"On Our Own" does have thedistinction of being the only new show to be produced in New York, but this is rendered moot because the show has no New York feel or look. At heart, to stretch a term, it's not a native New Yorker; it's an L.A. transplant. The first show airs Sunday at 8:30 p.m. on Channel 9.
Perhaps if there weren't so many other minimal sitcoms on the air, this one wouldn't seem so tiring. But onetrait characters and mechanical gag lines simply are not in any stretch of any term delicacies; one has to trust one's judgment in assuming that this show would be inadequate even if it were the only limp comedy on TV.
Bess Armstrong and Lynnie Greene play, respectively, a short and a tall copy writer ofr a Manhattan ad agency. Such scrapes they get into! On the first show, they hvae to audition actors wearing only their BVDs for a deodorant commercial.

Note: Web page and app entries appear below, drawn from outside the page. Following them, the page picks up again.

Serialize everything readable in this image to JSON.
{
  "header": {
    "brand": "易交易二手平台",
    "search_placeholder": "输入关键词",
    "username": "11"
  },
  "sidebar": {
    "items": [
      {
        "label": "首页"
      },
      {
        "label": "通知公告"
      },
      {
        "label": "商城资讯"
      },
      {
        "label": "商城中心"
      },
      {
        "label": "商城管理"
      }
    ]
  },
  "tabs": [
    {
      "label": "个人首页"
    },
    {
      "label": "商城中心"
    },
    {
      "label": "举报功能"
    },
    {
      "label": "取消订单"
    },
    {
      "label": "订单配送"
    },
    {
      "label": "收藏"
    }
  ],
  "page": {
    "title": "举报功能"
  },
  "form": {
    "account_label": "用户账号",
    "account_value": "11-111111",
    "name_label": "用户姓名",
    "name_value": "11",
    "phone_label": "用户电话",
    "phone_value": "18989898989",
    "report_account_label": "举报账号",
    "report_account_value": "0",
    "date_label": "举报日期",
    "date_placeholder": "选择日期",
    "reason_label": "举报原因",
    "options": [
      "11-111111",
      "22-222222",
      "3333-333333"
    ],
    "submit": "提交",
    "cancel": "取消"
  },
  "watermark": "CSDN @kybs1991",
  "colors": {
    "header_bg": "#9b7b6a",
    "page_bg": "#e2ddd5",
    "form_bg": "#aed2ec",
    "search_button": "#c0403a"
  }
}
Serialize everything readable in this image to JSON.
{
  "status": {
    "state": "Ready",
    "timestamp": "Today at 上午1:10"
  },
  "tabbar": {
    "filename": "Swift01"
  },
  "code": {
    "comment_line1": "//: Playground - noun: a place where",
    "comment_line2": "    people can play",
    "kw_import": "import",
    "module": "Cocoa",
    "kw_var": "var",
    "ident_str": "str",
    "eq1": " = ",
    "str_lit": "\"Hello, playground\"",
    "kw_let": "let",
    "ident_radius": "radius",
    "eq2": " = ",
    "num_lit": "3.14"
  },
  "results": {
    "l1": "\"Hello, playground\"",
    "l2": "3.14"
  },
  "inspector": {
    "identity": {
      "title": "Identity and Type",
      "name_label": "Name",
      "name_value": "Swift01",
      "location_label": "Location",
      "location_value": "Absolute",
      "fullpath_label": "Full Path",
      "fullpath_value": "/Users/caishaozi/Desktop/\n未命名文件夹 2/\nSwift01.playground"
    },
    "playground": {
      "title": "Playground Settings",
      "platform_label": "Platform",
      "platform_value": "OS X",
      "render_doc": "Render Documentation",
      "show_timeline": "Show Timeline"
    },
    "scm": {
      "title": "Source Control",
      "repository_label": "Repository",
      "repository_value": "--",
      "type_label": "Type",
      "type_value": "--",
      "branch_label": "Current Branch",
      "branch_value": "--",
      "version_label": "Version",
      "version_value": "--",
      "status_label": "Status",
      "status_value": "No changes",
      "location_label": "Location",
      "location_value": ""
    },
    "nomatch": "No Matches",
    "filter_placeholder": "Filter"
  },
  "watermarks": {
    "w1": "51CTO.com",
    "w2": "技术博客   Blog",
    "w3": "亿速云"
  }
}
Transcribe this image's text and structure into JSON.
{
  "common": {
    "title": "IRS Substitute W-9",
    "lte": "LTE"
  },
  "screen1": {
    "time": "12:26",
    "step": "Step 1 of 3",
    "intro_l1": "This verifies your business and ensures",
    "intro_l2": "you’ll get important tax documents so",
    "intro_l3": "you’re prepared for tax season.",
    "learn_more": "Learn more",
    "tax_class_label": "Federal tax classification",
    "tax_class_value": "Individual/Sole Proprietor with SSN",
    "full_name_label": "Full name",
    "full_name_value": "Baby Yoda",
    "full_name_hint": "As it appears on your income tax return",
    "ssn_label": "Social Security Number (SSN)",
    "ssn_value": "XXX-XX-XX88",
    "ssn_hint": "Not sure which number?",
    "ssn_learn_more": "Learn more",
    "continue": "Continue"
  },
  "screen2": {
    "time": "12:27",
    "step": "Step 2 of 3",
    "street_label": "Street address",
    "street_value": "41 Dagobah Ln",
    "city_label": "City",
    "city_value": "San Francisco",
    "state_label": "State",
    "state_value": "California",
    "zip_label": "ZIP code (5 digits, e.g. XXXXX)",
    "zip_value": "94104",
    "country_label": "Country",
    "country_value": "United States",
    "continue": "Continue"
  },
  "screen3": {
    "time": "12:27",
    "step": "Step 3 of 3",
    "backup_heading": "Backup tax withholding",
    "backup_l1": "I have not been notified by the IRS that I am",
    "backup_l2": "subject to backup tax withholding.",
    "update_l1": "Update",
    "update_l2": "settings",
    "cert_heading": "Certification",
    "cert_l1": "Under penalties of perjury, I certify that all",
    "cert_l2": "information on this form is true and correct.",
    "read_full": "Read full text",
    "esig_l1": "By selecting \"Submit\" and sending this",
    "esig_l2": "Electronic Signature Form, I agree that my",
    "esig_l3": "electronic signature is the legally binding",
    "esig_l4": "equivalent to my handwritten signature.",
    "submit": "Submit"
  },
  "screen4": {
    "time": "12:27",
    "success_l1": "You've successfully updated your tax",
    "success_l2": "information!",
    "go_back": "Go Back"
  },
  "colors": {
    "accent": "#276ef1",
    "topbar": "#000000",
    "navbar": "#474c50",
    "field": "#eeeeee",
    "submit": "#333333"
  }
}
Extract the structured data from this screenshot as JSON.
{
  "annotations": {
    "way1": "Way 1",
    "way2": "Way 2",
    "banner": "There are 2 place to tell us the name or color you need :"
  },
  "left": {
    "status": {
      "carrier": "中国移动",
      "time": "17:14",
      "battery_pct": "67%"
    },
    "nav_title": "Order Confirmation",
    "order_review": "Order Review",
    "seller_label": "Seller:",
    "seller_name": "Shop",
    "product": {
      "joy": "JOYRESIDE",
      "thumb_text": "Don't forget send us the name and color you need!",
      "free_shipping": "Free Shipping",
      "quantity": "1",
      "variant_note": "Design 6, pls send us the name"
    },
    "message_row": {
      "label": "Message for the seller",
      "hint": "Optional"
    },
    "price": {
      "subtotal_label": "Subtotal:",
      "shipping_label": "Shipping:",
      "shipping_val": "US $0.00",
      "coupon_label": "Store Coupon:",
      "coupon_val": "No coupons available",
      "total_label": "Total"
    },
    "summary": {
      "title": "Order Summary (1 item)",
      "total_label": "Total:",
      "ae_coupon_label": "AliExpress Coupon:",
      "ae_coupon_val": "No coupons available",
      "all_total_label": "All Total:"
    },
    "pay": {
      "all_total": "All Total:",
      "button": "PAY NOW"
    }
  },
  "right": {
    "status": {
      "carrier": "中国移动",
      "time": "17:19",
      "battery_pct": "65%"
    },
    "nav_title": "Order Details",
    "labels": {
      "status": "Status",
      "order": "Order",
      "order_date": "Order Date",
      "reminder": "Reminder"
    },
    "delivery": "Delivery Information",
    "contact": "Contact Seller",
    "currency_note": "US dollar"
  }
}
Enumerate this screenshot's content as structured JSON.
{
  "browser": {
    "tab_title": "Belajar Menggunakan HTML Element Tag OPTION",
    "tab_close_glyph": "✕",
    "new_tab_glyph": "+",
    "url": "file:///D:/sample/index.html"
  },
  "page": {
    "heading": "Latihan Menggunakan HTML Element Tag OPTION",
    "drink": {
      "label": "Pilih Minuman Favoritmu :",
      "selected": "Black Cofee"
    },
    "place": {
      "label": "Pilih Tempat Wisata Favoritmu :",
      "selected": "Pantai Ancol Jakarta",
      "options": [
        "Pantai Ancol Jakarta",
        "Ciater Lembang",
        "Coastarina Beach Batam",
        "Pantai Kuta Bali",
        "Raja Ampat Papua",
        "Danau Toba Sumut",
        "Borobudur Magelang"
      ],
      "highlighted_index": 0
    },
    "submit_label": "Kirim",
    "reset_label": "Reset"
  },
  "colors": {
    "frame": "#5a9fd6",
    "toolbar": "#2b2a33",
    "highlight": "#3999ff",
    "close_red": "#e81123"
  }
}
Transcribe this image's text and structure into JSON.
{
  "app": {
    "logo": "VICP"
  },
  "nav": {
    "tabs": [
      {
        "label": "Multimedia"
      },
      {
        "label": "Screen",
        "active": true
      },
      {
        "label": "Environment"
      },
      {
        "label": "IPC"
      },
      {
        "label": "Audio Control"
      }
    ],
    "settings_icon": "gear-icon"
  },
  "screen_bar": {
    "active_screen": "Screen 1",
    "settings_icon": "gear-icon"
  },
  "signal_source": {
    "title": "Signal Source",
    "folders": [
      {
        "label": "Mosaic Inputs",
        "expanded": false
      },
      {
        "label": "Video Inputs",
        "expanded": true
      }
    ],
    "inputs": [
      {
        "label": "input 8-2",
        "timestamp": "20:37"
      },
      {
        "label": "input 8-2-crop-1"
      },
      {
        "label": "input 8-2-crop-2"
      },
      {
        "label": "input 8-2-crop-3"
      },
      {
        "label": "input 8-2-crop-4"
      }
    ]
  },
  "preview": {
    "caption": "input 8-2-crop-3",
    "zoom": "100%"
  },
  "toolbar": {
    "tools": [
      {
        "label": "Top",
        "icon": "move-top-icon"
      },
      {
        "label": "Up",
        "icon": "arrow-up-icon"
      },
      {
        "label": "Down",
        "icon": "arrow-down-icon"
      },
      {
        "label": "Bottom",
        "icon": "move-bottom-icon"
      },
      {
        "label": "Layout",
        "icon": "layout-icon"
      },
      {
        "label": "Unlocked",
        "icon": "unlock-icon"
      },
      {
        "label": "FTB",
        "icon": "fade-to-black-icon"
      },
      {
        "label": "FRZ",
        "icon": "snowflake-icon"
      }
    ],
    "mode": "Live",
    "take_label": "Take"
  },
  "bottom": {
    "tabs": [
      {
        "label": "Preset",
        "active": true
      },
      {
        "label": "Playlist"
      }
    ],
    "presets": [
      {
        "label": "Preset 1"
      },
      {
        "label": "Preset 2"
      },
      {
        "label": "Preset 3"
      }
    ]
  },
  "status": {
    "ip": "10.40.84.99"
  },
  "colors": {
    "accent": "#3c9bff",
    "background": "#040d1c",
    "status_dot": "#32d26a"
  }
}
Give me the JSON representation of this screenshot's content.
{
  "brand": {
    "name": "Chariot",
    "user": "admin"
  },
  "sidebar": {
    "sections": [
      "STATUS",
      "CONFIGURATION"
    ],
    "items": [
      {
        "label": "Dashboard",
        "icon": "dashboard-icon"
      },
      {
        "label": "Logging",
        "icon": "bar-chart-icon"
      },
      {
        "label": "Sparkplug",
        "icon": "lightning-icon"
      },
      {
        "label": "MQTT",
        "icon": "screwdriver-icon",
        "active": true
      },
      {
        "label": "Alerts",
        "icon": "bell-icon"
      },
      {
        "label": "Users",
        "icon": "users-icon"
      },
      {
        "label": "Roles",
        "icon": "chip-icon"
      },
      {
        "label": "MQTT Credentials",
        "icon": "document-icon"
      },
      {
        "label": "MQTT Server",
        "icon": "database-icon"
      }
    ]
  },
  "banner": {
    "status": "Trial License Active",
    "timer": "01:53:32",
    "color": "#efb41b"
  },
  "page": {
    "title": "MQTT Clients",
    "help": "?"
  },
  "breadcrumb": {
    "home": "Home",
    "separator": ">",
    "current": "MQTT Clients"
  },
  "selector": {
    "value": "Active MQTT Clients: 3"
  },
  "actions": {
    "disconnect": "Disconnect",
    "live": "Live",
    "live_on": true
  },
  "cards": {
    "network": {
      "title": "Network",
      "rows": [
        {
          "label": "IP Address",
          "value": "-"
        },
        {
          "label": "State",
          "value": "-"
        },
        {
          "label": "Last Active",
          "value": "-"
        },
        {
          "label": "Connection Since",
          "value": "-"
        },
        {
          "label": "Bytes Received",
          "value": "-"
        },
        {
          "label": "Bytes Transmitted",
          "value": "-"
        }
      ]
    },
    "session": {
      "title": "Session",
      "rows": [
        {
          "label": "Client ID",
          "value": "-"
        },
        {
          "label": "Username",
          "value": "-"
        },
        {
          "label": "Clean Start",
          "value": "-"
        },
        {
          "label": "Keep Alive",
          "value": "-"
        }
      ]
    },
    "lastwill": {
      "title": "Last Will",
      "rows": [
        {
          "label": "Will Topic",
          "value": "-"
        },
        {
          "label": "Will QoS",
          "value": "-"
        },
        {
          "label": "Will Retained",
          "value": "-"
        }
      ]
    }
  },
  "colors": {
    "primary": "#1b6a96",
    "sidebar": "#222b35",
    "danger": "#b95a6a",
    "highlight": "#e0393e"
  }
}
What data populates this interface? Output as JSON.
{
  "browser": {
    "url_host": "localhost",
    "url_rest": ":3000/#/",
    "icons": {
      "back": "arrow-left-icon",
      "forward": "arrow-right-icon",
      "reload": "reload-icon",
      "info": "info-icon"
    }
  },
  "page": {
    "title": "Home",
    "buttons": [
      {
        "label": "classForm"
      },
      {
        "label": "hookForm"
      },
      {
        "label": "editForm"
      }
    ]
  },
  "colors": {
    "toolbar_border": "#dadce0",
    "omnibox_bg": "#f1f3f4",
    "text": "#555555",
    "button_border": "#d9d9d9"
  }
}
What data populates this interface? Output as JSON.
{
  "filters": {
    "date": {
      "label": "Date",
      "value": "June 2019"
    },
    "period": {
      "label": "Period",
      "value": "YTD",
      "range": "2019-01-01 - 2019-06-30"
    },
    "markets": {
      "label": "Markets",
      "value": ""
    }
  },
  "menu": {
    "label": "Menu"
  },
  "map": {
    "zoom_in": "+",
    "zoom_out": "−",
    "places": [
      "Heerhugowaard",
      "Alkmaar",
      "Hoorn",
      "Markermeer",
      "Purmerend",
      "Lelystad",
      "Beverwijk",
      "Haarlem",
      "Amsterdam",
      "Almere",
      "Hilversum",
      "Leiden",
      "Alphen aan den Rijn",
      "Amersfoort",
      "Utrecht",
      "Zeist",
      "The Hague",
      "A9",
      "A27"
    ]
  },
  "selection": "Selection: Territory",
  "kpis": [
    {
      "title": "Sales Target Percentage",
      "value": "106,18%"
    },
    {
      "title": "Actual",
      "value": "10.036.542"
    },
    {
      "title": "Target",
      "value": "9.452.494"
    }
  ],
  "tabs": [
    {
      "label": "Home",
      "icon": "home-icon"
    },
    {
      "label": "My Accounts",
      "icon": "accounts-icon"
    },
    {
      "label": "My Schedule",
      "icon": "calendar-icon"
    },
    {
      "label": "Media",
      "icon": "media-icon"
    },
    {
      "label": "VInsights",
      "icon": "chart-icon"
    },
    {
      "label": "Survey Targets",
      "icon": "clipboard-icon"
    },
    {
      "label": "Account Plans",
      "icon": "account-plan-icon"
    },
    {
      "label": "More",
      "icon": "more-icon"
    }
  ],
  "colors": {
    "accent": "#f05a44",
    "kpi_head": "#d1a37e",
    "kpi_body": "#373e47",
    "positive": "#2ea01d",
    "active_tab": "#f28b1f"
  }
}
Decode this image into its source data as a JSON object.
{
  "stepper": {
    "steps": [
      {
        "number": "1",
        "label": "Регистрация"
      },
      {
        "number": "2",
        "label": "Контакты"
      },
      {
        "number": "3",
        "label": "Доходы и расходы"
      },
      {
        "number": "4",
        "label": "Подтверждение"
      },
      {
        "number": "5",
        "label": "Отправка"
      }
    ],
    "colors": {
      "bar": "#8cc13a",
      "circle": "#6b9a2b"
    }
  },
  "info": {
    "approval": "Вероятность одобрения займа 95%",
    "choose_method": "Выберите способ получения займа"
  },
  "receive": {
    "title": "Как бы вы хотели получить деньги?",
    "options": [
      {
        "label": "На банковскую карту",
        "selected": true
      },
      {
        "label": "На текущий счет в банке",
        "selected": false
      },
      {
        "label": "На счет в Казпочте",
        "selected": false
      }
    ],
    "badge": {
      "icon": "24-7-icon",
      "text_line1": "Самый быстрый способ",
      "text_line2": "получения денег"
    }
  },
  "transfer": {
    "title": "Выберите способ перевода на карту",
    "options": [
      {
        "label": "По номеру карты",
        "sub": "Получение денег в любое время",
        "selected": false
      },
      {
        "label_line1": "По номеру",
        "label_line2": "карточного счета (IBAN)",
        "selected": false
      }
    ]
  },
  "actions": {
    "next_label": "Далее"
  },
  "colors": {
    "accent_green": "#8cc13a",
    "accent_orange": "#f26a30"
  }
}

The two women titter, giggle and gasp over this as if they were both trapped in a Tickle ad themselves.
"Bodies are dirty - the nuns told me," says Greene.
"You're 23 years old and you still blush when you order breast of turkey," says Armstrong.
"Ha ha ha ha ha ha ha," goes the studio audience.
Gretchen Wyler, once a big noise on Broadway, makes barely a peep as the girls' cranky boss. Like all the other characters, she's a theme in one note, but the weariest stereotype in the house is Dixie Carter's portrayal of April Baxter. April is the requisite gorgeous catty snob that has become the key stock figure of the year.
Indeed, the moral of "On Our Own" - in addition to its selfish-'70s gospel of loving yourself no matter what your faults - appears to be that only plain people have any decency. A handsome actor who auditions for the commercial is revealed to be a cad-in-the-grass, and Baxter, whom Carter overplays with nauseating exaggeration, epitomizes attractive viciousness.
It's time someone stood up for the beautiful people of the world, to this extent at least: Plain and homely people can be rotters, too. In the case of "On Our Own," they can also be perky, jerky, winsome and tiresome bores.